» **SUPPLIED RECORDS**:
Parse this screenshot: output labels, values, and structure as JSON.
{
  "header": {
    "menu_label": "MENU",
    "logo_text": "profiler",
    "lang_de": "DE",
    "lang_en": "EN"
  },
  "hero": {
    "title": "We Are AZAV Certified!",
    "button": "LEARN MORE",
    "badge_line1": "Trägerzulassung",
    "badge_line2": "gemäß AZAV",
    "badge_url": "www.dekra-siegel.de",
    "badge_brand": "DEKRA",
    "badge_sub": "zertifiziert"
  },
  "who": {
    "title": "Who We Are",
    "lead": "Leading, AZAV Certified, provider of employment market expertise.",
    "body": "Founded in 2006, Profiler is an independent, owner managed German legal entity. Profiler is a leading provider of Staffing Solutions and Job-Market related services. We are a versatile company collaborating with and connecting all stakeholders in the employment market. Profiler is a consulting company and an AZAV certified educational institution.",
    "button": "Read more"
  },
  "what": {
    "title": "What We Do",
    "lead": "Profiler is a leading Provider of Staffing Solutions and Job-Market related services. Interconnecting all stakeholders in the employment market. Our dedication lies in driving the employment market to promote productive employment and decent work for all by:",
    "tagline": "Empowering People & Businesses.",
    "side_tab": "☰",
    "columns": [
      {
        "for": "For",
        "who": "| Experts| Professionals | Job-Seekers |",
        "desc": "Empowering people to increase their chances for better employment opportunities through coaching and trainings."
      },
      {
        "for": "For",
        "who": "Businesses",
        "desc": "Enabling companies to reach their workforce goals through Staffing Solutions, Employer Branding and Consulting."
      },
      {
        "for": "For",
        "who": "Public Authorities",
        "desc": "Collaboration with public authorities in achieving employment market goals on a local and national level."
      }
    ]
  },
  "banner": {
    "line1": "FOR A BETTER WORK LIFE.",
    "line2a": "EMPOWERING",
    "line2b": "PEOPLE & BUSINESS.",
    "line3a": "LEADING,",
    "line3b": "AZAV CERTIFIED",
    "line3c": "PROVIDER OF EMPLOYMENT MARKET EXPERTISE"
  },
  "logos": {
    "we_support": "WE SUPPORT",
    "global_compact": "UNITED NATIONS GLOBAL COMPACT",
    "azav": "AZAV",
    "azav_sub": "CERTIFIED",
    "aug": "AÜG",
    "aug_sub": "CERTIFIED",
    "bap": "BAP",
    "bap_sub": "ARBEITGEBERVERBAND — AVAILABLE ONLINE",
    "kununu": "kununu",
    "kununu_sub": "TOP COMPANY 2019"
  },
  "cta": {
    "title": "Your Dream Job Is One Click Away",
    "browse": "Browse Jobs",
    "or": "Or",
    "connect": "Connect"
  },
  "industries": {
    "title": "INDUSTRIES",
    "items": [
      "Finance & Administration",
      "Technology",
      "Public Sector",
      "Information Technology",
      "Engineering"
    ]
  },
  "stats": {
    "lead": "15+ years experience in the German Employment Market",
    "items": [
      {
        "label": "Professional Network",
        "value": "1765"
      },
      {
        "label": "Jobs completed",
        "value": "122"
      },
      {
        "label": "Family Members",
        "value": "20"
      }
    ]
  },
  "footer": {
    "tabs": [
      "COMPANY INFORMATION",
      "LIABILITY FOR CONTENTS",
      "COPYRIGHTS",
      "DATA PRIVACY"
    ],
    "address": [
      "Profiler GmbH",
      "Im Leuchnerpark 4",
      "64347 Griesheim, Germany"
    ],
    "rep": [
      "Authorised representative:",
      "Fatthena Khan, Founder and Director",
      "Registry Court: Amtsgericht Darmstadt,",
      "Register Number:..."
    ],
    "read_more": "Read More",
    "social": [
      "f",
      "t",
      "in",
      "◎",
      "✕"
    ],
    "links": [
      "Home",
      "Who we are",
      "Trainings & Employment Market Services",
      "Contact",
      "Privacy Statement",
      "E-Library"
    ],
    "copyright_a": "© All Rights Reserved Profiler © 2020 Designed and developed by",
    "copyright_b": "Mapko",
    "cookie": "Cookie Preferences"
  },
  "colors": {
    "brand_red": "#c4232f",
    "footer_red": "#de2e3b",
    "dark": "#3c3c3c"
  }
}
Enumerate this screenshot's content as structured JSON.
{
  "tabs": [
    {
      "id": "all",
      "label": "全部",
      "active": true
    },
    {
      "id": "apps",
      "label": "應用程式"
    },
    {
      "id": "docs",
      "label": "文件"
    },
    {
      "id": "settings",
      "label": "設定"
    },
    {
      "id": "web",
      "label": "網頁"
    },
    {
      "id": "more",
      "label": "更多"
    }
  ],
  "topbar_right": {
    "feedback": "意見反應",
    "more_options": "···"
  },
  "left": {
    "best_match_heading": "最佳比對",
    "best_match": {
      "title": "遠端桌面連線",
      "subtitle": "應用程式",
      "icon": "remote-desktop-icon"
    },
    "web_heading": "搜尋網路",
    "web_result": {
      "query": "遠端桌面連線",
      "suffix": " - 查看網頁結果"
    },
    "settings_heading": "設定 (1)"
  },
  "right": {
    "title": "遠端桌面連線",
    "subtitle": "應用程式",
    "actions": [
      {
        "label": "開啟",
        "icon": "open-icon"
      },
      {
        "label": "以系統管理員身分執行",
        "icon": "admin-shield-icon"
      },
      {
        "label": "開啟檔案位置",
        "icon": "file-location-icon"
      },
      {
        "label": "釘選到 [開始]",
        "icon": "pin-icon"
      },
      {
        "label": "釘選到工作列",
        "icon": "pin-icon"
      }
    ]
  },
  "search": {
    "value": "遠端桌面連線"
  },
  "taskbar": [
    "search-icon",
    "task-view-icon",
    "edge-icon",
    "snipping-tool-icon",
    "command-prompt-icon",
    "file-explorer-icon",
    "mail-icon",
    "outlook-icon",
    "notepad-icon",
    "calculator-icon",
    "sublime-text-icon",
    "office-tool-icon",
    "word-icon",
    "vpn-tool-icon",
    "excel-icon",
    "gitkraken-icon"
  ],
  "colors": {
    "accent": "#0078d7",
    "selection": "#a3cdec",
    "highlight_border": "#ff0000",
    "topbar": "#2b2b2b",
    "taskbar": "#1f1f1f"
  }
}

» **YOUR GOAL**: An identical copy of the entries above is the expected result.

» **WRITTEN ANSWER**:
Parse this screenshot: output labels, values, and structure as JSON.
{
  "header": {
    "menu_label": "MENU",
    "logo_text": "profiler",
    "lang_de": "DE",
    "lang_en": "EN"
  },
  "hero": {
    "title": "We Are AZAV Certified!",
    "button": "LEARN MORE",
    "badge_line1": "Trägerzulassung",
    "badge_line2": "gemäß AZAV",
    "badge_url": "www.dekra-siegel.de",
    "badge_brand": "DEKRA",
    "badge_sub": "zertifiziert"
  },
  "who": {
    "title": "Who We Are",
    "lead": "Leading, AZAV Certified, provider of employment market expertise.",
    "body": "Founded in 2006, Profiler is an independent, owner managed German legal entity. Profiler is a leading provider of Staffing Solutions and Job-Market related services. We are a versatile company collaborating with and connecting all stakeholders in the employment market. Profiler is a consulting company and an AZAV certified educational institution.",
    "button": "Read more"
  },
  "what": {
    "title": "What We Do",
    "lead": "Profiler is a leading Provider of Staffing Solutions and Job-Market related services. Interconnecting all stakeholders in the employment market. Our dedication lies in driving the employment market to promote productive employment and decent work for all by:",
    "tagline": "Empowering People & Businesses.",
    "side_tab": "☰",
    "columns": [
      {
        "for": "For",
        "who": "| Experts| Professionals | Job-Seekers |",
        "desc": "Empowering people to increase their chances for better employment opportunities through coaching and trainings."
      },
      {
        "for": "For",
        "who": "Businesses",
        "desc": "Enabling companies to reach their workforce goals through Staffing Solutions, Employer Branding and Consulting."
      },
      {
        "for": "For",
        "who": "Public Authorities",
        "desc": "Collaboration with public authorities in achieving employment market goals on a local and national level."
      }
    ]
  },
  "banner": {
    "line1": "FOR A BETTER WORK LIFE.",
    "line2a": "EMPOWERING",
    "line2b": "PEOPLE & BUSINESS.",
    "line3a": "LEADING,",
    "line3b": "AZAV CERTIFIED",
    "line3c": "PROVIDER OF EMPLOYMENT MARKET EXPERTISE"
  },
  "logos": {
    "we_support": "WE SUPPORT",
    "global_compact": "UNITED NATIONS GLOBAL COMPACT",
    "azav": "AZAV",
    "azav_sub": "CERTIFIED",
    "aug": "AÜG",
    "aug_sub": "CERTIFIED",
    "bap": "BAP",
    "bap_sub": "ARBEITGEBERVERBAND — AVAILABLE ONLINE",
    "kununu": "kununu",
    "kununu_sub": "TOP COMPANY 2019"
  },
  "cta": {
    "title": "Your Dream Job Is One Click Away",
    "browse": "Browse Jobs",
    "or": "Or",
    "connect": "Connect"
  },
  "industries": {
    "title": "INDUSTRIES",
    "items": [
      "Finance & Administration",
      "Technology",
      "Public Sector",
      "Information Technology",
      "Engineering"
    ]
  },
  "stats": {
    "lead": "15+ years experience in the German Employment Market",
    "items": [
      {
        "label": "Professional Network",
        "value": "1765"
      },
      {
        "label": "Jobs completed",
        "value": "122"
      },
      {
        "label": "Family Members",
        "value": "20"
      }
    ]
  },
  "footer": {
    "tabs": [
      "COMPANY INFORMATION",
      "LIABILITY FOR CONTENTS",
      "COPYRIGHTS",
      "DATA PRIVACY"
    ],
    "address": [
      "Profiler GmbH",
      "Im Leuchnerpark 4",
      "64347 Griesheim, Germany"
    ],
    "rep": [
      "Authorised representative:",
      "Fatthena Khan, Founder and Director",
      "Registry Court: Amtsgericht Darmstadt,",
      "Register Number:..."
    ],
    "read_more": "Read More",
    "social": [
      "f",
      "t",
      "in",
      "◎",
      "✕"
    ],
    "links": [
      "Home",
      "Who we are",
      "Trainings & Employment Market Services",
      "Contact",
      "Privacy Statement",
      "E-Library"
    ],
    "copyright_a": "© All Rights Reserved Profiler © 2020 Designed and developed by",
    "copyright_b": "Mapko",
    "cookie": "Cookie Preferences"
  },
  "colors": {
    "brand_red": "#c4232f",
    "footer_red": "#de2e3b",
    "dark": "#3c3c3c"
  }
}
Enumerate this screenshot's content as structured JSON.
{
  "tabs": [
    {
      "id": "all",
      "label": "全部",
      "active": true
    },
    {
      "id": "apps",
      "label": "應用程式"
    },
    {
      "id": "docs",
      "label": "文件"
    },
    {
      "id": "settings",
      "label": "設定"
    },
    {
      "id": "web",
      "label": "網頁"
    },
    {
      "id": "more",
      "label": "更多"
    }
  ],
  "topbar_right": {
    "feedback": "意見反應",
    "more_options": "···"
  },
  "left": {
    "best_match_heading": "最佳比對",
    "best_match": {
      "title": "遠端桌面連線",
      "subtitle": "應用程式",
      "icon": "remote-desktop-icon"
    },
    "web_heading": "搜尋網路",
    "web_result": {
      "query": "遠端桌面連線",
      "suffix": " - 查看網頁結果"
    },
    "settings_heading": "設定 (1)"
  },
  "right": {
    "title": "遠端桌面連線",
    "subtitle": "應用程式",
    "actions": [
      {
        "label": "開啟",
        "icon": "open-icon"
      },
      {
        "label": "以系統管理員身分執行",
        "icon": "admin-shield-icon"
      },
      {
        "label": "開啟檔案位置",
        "icon": "file-location-icon"
      },
      {
        "label": "釘選到 [開始]",
        "icon": "pin-icon"
      },
      {
        "label": "釘選到工作列",
        "icon": "pin-icon"
      }
    ]
  },
  "search": {
    "value": "遠端桌面連線"
  },
  "taskbar": [
    "search-icon",
    "task-view-icon",
    "edge-icon",
    "snipping-tool-icon",
    "command-prompt-icon",
    "file-explorer-icon",
    "mail-icon",
    "outlook-icon",
    "notepad-icon",
    "calculator-icon",
    "sublime-text-icon",
    "office-tool-icon",
    "word-icon",
    "vpn-tool-icon",
    "excel-icon",
    "gitkraken-icon"
  ],
  "colors": {
    "accent": "#0078d7",
    "selection": "#a3cdec",
    "highlight_border": "#ff0000",
    "topbar": "#2b2b2b",
    "taskbar": "#1f1f1f"
  }
}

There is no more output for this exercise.